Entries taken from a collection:
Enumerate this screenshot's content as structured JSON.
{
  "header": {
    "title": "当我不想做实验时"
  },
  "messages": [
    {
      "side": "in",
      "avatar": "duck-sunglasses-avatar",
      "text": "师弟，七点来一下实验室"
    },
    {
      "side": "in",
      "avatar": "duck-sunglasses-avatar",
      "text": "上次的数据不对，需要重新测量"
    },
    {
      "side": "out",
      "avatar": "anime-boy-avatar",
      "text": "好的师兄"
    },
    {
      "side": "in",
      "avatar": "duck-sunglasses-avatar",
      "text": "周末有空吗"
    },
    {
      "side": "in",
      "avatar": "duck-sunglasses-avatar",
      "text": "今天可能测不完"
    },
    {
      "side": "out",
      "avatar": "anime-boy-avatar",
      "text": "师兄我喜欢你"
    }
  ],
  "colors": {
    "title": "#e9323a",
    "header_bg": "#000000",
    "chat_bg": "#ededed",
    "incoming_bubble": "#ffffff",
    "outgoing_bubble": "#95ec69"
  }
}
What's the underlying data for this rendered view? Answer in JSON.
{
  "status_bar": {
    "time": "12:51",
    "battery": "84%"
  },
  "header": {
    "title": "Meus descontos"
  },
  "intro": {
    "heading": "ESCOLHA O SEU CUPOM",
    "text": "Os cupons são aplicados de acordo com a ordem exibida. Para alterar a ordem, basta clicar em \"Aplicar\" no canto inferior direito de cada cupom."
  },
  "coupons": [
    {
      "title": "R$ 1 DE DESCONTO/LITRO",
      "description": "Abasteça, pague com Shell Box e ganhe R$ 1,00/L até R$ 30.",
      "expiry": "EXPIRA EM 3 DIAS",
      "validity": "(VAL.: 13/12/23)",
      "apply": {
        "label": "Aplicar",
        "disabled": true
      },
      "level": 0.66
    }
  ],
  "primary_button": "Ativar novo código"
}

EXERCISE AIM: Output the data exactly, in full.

RESULT OF THE TASK:
Enumerate this screenshot's content as structured JSON.
{
  "header": {
    "title": "当我不想做实验时"
  },
  "messages": [
    {
      "side": "in",
      "avatar": "duck-sunglasses-avatar",
      "text": "师弟，七点来一下实验室"
    },
    {
      "side": "in",
      "avatar": "duck-sunglasses-avatar",
      "text": "上次的数据不对，需要重新测量"
    },
    {
      "side": "out",
      "avatar": "anime-boy-avatar",
      "text": "好的师兄"
    },
    {
      "side": "in",
      "avatar": "duck-sunglasses-avatar",
      "text": "周末有空吗"
    },
    {
      "side": "in",
      "avatar": "duck-sunglasses-avatar",
      "text": "今天可能测不完"
    },
    {
      "side": "out",
      "avatar": "anime-boy-avatar",
      "text": "师兄我喜欢你"
    }
  ],
  "colors": {
    "title": "#e9323a",
    "header_bg": "#000000",
    "chat_bg": "#ededed",
    "incoming_bubble": "#ffffff",
    "outgoing_bubble": "#95ec69"
  }
}
What's the underlying data for this rendered view? Answer in JSON.
{
  "status_bar": {
    "time": "12:51",
    "battery": "84%"
  },
  "header": {
    "title": "Meus descontos"
  },
  "intro": {
    "heading": "ESCOLHA O SEU CUPOM",
    "text": "Os cupons são aplicados de acordo com a ordem exibida. Para alterar a ordem, basta clicar em \"Aplicar\" no canto inferior direito de cada cupom."
  },
  "coupons": [
    {
      "title": "R$ 1 DE DESCONTO/LITRO",
      "description": "Abasteça, pague com Shell Box e ganhe R$ 1,00/L até R$ 30.",
      "expiry": "EXPIRA EM 3 DIAS",
      "validity": "(VAL.: 13/12/23)",
      "apply": {
        "label": "Aplicar",
        "disabled": true
      },
      "level": 0.66
    }
  ],
  "primary_button": "Ativar novo código"
}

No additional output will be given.